WHAT YOU SHOULD DO: Lines with the string "Users" in the data below: report how many there are, and write nothing but the number.

GIVEN ENTRIES:
++++++++++++++++++++
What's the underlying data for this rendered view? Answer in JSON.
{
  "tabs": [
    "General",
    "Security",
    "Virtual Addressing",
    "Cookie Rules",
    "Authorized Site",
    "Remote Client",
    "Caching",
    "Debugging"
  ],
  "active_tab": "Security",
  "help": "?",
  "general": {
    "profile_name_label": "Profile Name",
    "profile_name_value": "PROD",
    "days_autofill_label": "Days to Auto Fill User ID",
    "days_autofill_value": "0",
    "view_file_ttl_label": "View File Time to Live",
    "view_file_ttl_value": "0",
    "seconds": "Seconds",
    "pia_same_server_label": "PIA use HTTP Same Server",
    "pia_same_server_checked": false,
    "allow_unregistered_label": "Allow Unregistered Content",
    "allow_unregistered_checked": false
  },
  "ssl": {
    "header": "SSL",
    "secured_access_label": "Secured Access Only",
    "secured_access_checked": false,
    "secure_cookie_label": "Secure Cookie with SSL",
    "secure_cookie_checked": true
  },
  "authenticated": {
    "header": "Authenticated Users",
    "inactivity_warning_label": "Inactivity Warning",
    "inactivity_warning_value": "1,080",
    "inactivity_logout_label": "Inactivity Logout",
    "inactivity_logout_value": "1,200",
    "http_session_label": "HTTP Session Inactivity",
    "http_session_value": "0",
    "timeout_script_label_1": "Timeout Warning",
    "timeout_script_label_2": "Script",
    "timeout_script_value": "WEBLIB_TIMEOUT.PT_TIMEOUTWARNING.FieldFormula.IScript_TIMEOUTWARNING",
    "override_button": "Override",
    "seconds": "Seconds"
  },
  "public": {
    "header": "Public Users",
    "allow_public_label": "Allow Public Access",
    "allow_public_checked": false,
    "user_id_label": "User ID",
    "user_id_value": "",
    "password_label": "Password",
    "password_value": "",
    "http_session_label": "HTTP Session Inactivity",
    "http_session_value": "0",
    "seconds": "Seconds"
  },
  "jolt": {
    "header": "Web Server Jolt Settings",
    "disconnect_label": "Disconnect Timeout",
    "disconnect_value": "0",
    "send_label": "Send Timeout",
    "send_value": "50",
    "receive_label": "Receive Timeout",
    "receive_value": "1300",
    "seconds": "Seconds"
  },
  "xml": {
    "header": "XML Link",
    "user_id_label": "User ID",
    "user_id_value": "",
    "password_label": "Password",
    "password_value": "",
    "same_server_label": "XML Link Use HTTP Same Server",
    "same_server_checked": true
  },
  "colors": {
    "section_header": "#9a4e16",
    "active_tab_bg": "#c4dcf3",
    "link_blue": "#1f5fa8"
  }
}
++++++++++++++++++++
TASK OUTPUT: 2